◆ What the exercise asks
Word for word, reproduce every line of the data below.

◆ Supplied information

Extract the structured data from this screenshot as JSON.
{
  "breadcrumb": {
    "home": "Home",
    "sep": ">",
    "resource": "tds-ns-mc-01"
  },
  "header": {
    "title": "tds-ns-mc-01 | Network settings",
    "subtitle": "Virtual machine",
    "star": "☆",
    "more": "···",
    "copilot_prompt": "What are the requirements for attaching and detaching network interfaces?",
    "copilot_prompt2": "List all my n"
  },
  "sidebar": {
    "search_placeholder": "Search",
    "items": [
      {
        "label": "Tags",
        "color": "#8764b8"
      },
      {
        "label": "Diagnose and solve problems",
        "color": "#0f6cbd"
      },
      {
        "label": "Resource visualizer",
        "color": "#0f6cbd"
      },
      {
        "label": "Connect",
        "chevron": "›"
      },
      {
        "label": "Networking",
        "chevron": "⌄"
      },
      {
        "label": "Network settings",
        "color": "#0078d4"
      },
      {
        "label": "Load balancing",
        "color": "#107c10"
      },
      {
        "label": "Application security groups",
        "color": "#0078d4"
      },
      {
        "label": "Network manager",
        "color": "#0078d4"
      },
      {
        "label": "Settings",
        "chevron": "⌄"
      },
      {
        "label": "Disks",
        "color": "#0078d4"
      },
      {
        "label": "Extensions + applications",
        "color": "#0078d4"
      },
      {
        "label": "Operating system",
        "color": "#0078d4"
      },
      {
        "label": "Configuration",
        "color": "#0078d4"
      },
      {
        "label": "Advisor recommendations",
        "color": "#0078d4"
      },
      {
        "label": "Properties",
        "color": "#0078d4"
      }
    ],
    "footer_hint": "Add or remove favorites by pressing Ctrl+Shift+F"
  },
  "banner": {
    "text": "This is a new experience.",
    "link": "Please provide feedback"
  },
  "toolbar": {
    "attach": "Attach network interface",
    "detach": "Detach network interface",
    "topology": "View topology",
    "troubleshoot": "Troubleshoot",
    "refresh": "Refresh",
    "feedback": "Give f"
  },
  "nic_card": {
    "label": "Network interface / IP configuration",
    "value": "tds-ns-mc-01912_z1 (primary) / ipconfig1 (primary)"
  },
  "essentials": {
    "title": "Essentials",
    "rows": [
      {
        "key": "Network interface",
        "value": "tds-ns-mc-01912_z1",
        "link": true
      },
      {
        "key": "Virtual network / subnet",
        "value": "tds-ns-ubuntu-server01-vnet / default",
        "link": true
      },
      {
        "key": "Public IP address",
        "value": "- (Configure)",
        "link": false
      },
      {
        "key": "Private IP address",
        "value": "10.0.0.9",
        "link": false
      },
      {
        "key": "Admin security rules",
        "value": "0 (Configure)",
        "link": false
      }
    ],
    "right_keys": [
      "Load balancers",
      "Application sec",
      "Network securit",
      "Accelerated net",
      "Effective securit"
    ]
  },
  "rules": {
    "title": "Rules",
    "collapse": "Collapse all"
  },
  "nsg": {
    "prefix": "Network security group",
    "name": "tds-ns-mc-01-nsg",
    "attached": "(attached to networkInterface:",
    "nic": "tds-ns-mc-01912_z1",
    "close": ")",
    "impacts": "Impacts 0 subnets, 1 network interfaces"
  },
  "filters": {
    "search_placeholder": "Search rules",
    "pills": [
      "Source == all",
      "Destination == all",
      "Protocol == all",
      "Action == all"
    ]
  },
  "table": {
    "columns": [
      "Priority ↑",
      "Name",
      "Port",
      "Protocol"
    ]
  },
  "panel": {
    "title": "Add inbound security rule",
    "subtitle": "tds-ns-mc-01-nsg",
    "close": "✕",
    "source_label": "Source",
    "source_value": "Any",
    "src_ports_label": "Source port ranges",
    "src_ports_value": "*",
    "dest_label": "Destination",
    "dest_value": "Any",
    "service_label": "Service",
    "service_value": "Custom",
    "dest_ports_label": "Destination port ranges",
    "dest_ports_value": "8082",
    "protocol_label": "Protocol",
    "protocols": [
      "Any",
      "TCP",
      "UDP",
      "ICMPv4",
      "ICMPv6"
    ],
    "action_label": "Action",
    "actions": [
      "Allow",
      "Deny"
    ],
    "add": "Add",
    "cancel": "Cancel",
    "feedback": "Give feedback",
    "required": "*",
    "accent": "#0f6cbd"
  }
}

◆ Final answer
Extract the structured data from this screenshot as JSON.
{
  "breadcrumb": {
    "home": "Home",
    "sep": ">",
    "resource": "tds-ns-mc-01"
  },
  "header": {
    "title": "tds-ns-mc-01 | Network settings",
    "subtitle": "Virtual machine",
    "star": "☆",
    "more": "···",
    "copilot_prompt": "What are the requirements for attaching and detaching network interfaces?",
    "copilot_prompt2": "List all my n"
  },
  "sidebar": {
    "search_placeholder": "Search",
    "items": [
      {
        "label": "Tags",
        "color": "#8764b8"
      },
      {
        "label": "Diagnose and solve problems",
        "color": "#0f6cbd"
      },
      {
        "label": "Resource visualizer",
        "color": "#0f6cbd"
      },
      {
        "label": "Connect",
        "chevron": "›"
      },
      {
        "label": "Networking",
        "chevron": "⌄"
      },
      {
        "label": "Network settings",
        "color": "#0078d4"
      },
      {
        "label": "Load balancing",
        "color": "#107c10"
      },
      {
        "label": "Application security groups",
        "color": "#0078d4"
      },
      {
        "label": "Network manager",
        "color": "#0078d4"
      },
      {
        "label": "Settings",
        "chevron": "⌄"
      },
      {
        "label": "Disks",
        "color": "#0078d4"
      },
      {
        "label": "Extensions + applications",
        "color": "#0078d4"
      },
      {
        "label": "Operating system",
        "color": "#0078d4"
      },
      {
        "label": "Configuration",
        "color": "#0078d4"
      },
      {
        "label": "Advisor recommendations",
        "color": "#0078d4"
      },
      {
        "label": "Properties",
        "color": "#0078d4"
      }
    ],
    "footer_hint": "Add or remove favorites by pressing Ctrl+Shift+F"
  },
  "banner": {
    "text": "This is a new experience.",
    "link": "Please provide feedback"
  },
  "toolbar": {
    "attach": "Attach network interface",
    "detach": "Detach network interface",
    "topology": "View topology",
    "troubleshoot": "Troubleshoot",
    "refresh": "Refresh",
    "feedback": "Give f"
  },
  "nic_card": {
    "label": "Network interface / IP configuration",
    "value": "tds-ns-mc-01912_z1 (primary) / ipconfig1 (primary)"
  },
  "essentials": {
    "title": "Essentials",
    "rows": [
      {
        "key": "Network interface",
        "value": "tds-ns-mc-01912_z1",
        "link": true
      },
      {
        "key": "Virtual network / subnet",
        "value": "tds-ns-ubuntu-server01-vnet / default",
        "link": true
      },
      {
        "key": "Public IP address",
        "value": "- (Configure)",
        "link": false
      },
      {
        "key": "Private IP address",
        "value": "10.0.0.9",
        "link": false
      },
      {
        "key": "Admin security rules",
        "value": "0 (Configure)",
        "link": false
      }
    ],
    "right_keys": [
      "Load balancers",
      "Application sec",
      "Network securit",
      "Accelerated net",
      "Effective securit"
    ]
  },
  "rules": {
    "title": "Rules",
    "collapse": "Collapse all"
  },
  "nsg": {
    "prefix": "Network security group",
    "name": "tds-ns-mc-01-nsg",
    "attached": "(attached to networkInterface:",
    "nic": "tds-ns-mc-01912_z1",
    "close": ")",
    "impacts": "Impacts 0 subnets, 1 network interfaces"
  },
  "filters": {
    "search_placeholder": "Search rules",
    "pills": [
      "Source == all",
      "Destination == all",
      "Protocol == all",
      "Action == all"
    ]
  },
  "table": {
    "columns": [
      "Priority ↑",
      "Name",
      "Port",
      "Protocol"
    ]
  },
  "panel": {
    "title": "Add inbound security rule",
    "subtitle": "tds-ns-mc-01-nsg",
    "close": "✕",
    "source_label": "Source",
    "source_value": "Any",
    "src_ports_label": "Source port ranges",
    "src_ports_value": "*",
    "dest_label": "Destination",
    "dest_value": "Any",
    "service_label": "Service",
    "service_value": "Custom",
    "dest_ports_label": "Destination port ranges",
    "dest_ports_value": "8082",
    "protocol_label": "Protocol",
    "protocols": [
      "Any",
      "TCP",
      "UDP",
      "ICMPv4",
      "ICMPv6"
    ],
    "action_label": "Action",
    "actions": [
      "Allow",
      "Deny"
    ],
    "add": "Add",
    "cancel": "Cancel",
    "feedback": "Give feedback",
    "required": "*",
    "accent": "#0f6cbd"
  }
}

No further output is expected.